→ Excerpts from an interface dataset
_ _ _ _

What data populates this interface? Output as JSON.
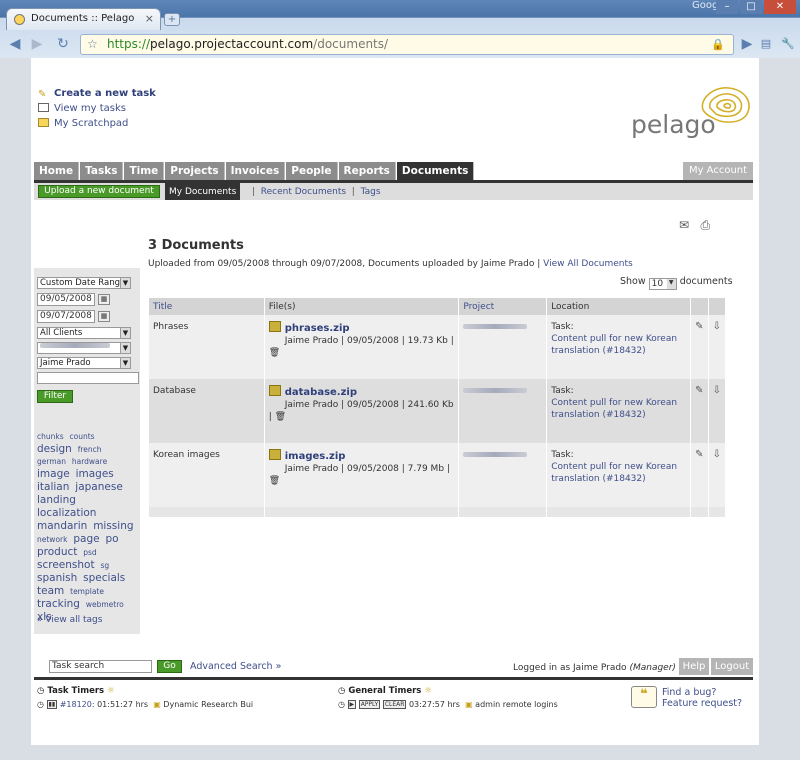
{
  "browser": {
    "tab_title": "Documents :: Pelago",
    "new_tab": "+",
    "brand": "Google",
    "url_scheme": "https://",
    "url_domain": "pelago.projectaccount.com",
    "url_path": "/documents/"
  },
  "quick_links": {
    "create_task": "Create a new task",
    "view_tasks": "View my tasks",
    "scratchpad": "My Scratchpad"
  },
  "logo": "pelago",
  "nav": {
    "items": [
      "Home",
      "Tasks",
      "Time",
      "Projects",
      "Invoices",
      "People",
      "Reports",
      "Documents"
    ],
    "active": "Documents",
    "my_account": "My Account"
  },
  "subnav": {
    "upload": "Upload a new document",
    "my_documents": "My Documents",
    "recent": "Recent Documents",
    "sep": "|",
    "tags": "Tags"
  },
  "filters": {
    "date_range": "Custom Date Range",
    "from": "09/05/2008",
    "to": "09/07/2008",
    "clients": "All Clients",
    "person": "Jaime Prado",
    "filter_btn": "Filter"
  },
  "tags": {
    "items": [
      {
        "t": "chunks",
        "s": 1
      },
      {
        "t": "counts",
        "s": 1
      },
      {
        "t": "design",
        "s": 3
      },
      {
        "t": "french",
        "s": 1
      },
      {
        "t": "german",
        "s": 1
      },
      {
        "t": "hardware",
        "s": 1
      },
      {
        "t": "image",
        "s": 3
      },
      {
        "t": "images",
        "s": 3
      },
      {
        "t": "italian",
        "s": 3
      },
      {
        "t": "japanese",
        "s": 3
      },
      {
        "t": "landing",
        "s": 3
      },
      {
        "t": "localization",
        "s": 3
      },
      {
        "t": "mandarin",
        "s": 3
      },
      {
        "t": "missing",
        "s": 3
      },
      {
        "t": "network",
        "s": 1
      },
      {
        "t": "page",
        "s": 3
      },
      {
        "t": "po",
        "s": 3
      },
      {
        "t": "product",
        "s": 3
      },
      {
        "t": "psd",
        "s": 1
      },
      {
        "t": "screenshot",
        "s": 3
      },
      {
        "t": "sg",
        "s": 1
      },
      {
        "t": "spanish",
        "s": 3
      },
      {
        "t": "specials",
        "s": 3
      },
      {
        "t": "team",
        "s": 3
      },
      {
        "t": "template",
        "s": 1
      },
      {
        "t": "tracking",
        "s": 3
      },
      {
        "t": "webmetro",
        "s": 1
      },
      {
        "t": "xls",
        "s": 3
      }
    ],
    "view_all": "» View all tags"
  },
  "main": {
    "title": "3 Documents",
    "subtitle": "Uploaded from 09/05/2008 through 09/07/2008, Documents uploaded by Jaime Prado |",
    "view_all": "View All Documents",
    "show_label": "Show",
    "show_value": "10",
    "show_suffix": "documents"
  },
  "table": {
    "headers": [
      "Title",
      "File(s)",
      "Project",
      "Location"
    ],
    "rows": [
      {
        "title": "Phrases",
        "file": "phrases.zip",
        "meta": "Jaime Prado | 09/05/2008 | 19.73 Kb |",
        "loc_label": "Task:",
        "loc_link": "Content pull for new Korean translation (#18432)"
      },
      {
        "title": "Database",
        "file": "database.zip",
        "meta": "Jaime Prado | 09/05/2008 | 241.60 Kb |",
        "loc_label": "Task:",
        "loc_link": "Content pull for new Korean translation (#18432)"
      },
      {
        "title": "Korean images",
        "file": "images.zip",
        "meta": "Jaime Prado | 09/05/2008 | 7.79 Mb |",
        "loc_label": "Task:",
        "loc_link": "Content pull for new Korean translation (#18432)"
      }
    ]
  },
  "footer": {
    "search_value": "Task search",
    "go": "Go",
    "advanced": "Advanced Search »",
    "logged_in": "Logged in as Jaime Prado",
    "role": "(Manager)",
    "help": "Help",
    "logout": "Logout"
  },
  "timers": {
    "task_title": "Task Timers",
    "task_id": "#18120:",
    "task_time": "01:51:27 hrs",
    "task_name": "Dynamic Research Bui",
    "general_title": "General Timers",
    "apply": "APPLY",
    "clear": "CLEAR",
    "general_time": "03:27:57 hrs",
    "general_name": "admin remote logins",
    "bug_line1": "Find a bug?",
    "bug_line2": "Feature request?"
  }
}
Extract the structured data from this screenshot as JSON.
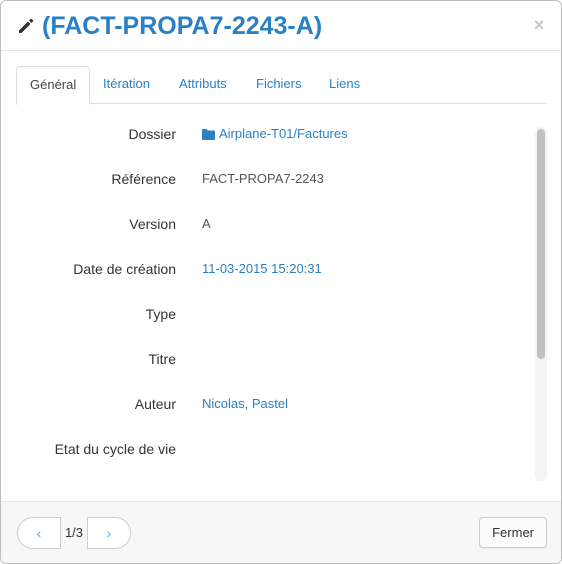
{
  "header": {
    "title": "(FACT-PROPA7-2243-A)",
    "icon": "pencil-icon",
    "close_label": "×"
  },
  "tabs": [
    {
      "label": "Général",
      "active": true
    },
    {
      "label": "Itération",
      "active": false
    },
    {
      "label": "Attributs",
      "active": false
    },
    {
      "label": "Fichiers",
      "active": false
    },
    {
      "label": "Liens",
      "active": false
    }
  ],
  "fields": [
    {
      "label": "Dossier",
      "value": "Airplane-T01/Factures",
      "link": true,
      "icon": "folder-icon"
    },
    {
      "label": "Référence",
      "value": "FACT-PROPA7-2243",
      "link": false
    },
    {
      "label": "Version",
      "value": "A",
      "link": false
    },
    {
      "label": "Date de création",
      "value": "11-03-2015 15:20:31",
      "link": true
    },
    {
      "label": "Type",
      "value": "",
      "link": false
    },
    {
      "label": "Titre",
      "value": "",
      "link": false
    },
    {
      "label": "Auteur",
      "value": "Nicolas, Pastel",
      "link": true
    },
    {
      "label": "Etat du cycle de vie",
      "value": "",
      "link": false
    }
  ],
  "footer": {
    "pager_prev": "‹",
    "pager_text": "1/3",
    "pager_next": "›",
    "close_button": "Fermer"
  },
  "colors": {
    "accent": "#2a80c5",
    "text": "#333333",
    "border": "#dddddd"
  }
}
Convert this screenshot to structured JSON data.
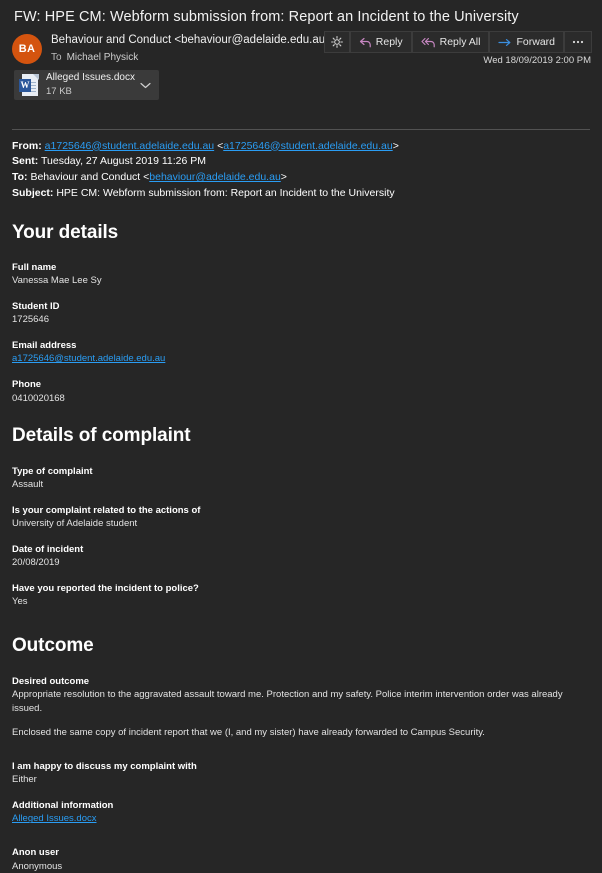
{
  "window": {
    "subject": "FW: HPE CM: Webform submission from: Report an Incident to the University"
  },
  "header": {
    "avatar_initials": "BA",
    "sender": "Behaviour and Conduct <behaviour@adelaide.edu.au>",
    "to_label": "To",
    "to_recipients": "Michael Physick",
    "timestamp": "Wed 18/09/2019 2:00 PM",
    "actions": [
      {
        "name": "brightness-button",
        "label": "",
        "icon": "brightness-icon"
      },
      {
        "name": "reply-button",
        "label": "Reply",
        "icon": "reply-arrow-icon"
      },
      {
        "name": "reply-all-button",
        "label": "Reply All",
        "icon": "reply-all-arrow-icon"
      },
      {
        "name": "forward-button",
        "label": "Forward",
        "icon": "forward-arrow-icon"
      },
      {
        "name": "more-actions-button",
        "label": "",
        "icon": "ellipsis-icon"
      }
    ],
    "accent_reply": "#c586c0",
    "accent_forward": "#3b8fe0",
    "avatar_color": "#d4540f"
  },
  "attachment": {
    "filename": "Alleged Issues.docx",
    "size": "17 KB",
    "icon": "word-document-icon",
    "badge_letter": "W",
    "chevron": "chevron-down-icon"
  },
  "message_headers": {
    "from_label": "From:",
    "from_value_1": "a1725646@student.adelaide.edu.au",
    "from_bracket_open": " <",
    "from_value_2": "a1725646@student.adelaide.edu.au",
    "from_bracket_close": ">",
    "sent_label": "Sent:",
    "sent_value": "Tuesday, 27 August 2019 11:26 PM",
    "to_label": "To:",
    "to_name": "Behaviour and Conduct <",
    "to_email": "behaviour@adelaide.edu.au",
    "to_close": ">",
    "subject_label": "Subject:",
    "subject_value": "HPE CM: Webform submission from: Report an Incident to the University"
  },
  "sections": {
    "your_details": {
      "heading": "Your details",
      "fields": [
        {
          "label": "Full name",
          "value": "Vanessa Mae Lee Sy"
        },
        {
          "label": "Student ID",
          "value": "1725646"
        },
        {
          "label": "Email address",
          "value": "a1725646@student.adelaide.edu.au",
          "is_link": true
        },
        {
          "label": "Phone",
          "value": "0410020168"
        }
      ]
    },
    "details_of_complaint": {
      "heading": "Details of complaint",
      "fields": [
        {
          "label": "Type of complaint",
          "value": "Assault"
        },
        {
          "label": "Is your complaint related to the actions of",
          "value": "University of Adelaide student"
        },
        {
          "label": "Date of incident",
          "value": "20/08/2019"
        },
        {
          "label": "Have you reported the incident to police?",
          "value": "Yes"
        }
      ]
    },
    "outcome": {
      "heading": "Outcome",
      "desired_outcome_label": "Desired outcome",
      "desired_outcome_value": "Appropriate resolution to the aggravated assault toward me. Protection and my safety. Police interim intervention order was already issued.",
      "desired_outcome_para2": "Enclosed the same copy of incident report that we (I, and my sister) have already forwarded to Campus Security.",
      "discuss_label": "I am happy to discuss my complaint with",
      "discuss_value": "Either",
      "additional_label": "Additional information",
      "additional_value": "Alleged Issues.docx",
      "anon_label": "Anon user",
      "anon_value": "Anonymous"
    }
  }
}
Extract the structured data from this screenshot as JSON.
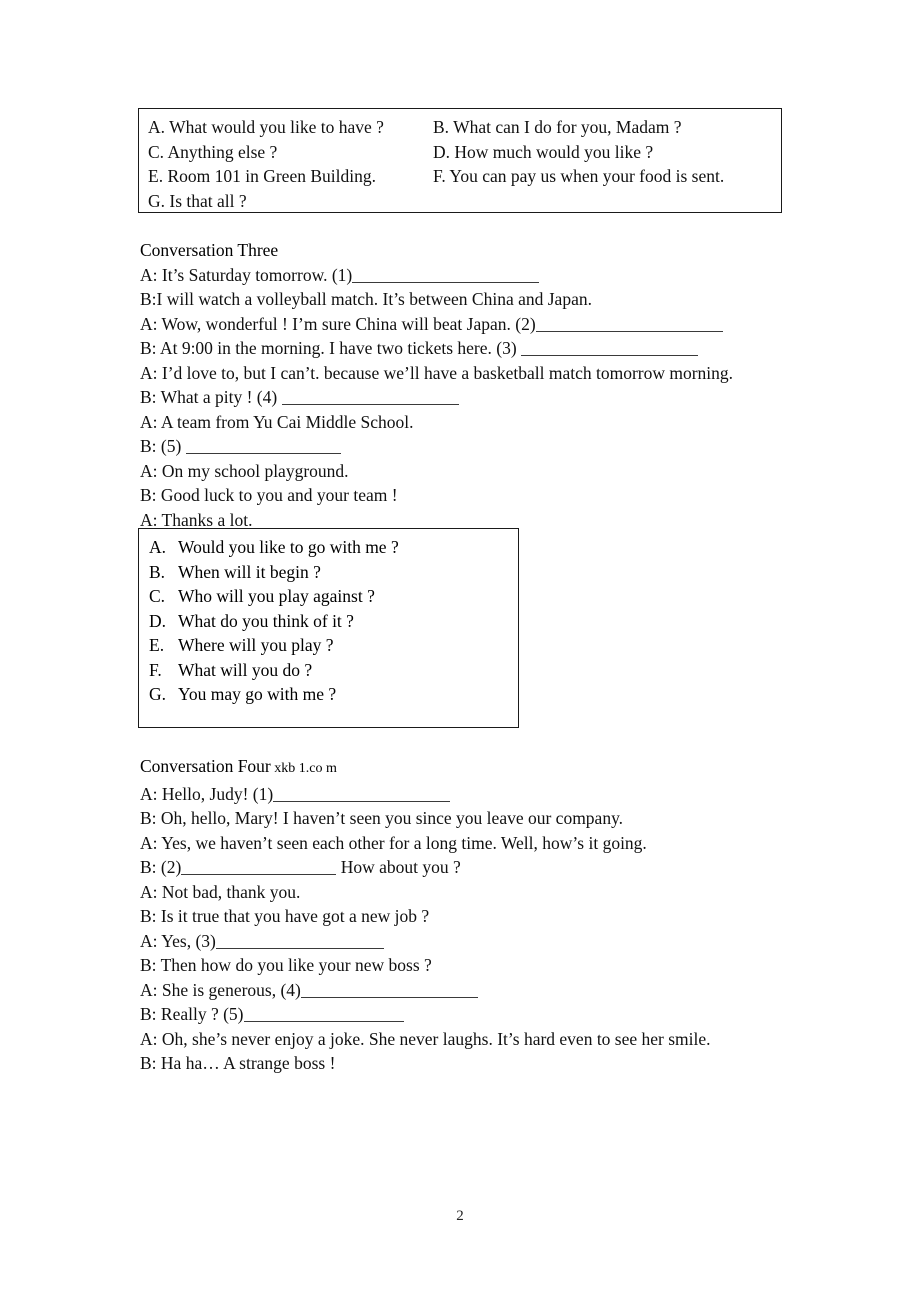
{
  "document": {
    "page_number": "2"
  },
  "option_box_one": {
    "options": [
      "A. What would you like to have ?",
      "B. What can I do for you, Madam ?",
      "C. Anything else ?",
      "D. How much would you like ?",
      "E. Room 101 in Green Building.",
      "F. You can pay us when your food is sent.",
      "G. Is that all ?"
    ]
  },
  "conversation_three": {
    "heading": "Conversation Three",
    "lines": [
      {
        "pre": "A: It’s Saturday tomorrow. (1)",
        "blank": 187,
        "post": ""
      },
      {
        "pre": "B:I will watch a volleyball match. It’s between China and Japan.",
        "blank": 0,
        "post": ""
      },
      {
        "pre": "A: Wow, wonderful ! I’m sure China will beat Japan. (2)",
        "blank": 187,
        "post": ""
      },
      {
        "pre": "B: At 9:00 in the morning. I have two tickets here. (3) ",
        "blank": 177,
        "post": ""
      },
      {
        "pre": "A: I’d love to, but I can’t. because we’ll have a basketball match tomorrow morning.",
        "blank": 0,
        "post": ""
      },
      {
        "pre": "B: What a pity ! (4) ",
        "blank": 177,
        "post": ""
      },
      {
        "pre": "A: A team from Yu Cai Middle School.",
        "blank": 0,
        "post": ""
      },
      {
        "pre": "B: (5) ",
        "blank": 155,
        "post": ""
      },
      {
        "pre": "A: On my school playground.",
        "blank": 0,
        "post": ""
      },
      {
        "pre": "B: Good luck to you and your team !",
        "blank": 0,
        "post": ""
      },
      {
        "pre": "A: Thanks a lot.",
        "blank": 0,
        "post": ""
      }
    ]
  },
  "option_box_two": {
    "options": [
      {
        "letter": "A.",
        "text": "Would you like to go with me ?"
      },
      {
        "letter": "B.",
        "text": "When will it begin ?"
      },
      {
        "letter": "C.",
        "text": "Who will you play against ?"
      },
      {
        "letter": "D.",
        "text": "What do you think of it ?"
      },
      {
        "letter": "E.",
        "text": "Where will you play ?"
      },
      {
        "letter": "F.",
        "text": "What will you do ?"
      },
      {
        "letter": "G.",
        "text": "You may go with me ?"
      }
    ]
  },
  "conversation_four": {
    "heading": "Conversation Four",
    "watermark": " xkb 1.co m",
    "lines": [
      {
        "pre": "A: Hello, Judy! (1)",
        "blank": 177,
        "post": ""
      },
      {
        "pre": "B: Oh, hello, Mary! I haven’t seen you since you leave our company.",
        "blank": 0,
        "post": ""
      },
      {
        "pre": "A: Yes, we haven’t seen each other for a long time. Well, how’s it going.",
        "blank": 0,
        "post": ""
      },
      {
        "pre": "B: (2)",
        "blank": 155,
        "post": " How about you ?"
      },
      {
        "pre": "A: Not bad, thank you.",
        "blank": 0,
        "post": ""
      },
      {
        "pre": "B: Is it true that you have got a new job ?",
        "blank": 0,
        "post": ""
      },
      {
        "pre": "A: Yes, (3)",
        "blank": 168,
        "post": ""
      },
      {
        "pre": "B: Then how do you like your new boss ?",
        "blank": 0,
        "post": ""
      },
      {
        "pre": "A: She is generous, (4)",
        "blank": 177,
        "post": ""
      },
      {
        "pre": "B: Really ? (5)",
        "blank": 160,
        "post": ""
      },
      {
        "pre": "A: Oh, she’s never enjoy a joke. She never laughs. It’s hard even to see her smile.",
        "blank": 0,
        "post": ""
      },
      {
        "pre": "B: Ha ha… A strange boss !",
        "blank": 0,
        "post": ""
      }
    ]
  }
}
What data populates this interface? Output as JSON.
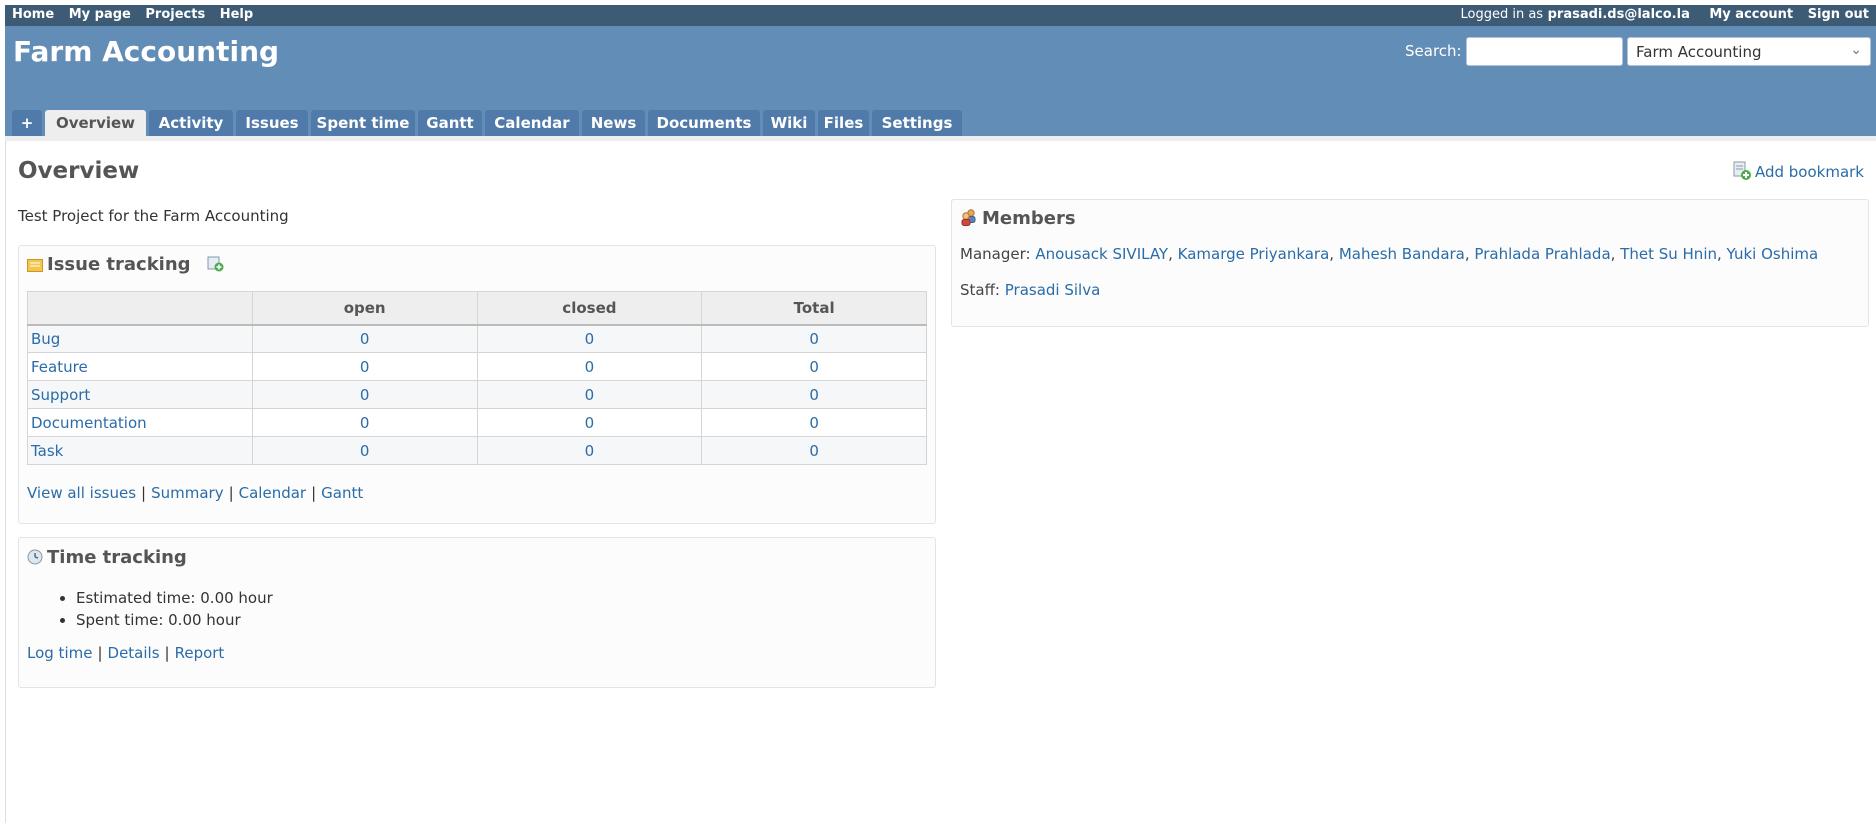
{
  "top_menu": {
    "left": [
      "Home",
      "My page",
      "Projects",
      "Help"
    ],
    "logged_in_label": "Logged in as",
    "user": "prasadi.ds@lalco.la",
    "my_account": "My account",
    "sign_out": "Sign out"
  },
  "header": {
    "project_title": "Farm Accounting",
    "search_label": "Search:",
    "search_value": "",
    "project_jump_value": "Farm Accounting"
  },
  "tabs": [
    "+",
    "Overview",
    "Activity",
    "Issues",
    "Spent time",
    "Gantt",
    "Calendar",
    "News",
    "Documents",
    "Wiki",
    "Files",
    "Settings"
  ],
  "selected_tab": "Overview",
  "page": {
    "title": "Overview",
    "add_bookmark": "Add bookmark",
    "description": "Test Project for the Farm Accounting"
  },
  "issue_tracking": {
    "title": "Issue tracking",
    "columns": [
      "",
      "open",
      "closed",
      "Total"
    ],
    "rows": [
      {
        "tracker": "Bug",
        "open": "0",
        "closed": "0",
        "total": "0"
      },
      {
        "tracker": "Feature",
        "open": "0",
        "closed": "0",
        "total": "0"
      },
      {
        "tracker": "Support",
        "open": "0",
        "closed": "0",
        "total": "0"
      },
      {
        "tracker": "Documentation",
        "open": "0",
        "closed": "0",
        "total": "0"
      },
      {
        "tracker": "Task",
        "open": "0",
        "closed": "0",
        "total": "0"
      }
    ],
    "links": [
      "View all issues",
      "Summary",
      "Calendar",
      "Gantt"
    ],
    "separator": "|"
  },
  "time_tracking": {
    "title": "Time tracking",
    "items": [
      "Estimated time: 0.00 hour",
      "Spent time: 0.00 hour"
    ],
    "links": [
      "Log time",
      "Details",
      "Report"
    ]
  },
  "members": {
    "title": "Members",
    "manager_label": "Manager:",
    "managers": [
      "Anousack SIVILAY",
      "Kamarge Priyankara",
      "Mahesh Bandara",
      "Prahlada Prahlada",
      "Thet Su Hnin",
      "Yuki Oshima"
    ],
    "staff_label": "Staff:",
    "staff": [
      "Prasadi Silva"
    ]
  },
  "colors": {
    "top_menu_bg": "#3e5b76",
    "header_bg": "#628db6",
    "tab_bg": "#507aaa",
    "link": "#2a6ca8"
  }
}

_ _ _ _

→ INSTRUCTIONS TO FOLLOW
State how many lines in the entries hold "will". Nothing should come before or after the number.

→ PROBLEM SOLUTION
6